Attempted suicide is no crime, group tells judge


Is suicide a mental issue or a crime? This is the question the court is being asked to determine in a case seeking to declare a section of the Penal Code that outlaws attempted suicide as being unconstitutional.

According to Section 226 of the Penal Code, anyone who attempts to kill himself or herself is guilty of a misdemeanor. The punishment is two years in prison, a fine or both.

The Kenya Psychiatrists Association, Kenya National Commission on Human Rights (KNHRC) and Charity Muturi, however, want the court to intervene and have the section expunged from Kenya’s law books.

They argue that the drive for a person to die by suicide or attempt suicide is undiagnosed and untreated mental health conditions as well as mental disability and not a criminal thought.

According to their papers filed before High Court judge Anthony Mrima, they argue that survivors ought to be placed under mental care and not jail. “The petitioners contend that persons who have suicidal thoughts or who attempt suicide require medical support or assistance and not criminalisation or punishment,” said court papers read in part.

They have sued Attorney General Kihara Kariuki and roped in Director of Public Prosecutions Noordin Haji, Cabinet Secretary Mutahi Kagwe, National Council for Persons with Disabilities, and Coalition Action for Preventive Mental Health Kenya as interested parties.

The petitioners also argue criminalising attempted suicide is tantamount to punishing persons with mental conditions. 

“It is the petitioners’ contention that Section 226 of the Penal Code is highly discriminatory against persons with mental health conditions and is tantamount to degrading treatment owing to the reason that prosecutions and convictions are akin to punishing the symptom of mental health condition,” they argue.

President Uhuru Kenyatta, in his 2019 Madaraka Day address, said the country was facing a mental health crisis.

He directed the Health ministry to implement programmes and policies to address the problem.

Following the directive, the ministry on December 11, 2019, constituted a task force which a year later presented a report titled Mental Health and Wellbeing; Towards Happiness and National Prosperity 2020.

The task force’s recommendation was that Section 226 should be repealed in order to enable persons with depression to seek early treatment and improve the accuracy of data on suicide.

Justice Mrima was told that decriminalising attempted suicide will increase attempts to seek help and reduce stigma.

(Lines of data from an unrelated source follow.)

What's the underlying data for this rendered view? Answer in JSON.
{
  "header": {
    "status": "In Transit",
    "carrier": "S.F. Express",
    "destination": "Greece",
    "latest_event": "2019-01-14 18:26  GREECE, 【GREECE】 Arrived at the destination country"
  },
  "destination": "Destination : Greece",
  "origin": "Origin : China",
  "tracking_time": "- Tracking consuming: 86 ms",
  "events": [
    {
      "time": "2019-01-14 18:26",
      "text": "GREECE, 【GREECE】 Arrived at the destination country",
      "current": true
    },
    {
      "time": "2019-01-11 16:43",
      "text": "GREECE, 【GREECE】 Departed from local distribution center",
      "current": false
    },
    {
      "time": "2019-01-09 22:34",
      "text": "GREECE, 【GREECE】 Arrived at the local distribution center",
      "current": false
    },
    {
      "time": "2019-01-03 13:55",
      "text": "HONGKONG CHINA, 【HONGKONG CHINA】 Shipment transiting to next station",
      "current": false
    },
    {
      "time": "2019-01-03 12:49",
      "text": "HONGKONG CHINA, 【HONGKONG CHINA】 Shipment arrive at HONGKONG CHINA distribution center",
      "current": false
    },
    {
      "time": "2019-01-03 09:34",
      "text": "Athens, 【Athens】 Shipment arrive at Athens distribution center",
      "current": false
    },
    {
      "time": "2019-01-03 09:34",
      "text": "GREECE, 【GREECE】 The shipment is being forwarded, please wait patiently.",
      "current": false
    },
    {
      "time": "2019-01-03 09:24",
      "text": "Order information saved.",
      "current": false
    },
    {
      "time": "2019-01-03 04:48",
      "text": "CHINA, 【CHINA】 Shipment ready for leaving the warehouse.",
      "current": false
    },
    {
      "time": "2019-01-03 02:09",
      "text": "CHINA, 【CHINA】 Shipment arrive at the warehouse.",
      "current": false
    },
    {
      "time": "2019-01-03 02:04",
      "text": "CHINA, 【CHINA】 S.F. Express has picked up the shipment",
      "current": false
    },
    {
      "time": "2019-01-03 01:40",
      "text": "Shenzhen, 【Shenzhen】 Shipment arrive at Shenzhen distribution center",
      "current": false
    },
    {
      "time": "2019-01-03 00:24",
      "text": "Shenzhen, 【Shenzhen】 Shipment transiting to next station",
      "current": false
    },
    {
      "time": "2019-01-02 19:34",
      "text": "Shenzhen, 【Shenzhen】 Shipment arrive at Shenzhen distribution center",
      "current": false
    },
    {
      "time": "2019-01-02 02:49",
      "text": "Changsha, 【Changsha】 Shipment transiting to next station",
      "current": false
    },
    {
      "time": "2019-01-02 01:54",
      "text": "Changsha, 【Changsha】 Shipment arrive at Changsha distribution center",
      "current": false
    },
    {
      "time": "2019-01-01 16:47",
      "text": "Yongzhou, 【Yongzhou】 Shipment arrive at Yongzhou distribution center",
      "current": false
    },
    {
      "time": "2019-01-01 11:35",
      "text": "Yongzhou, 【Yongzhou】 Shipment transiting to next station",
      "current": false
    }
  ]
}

“Continued criminalisation of attempted suicide exacerbates social stigma thus discouraging persons with mental health conditions from seeking requisite healthcare services,” psychiatrists, KNHRC and Muturi argue.

According to them, the Penal Code section denies persons who have attempted suicide their right to the highest attainable health standards. 

It is alleged1,442 Kenyans were reported to have attempted suicide between 2015 and 2018.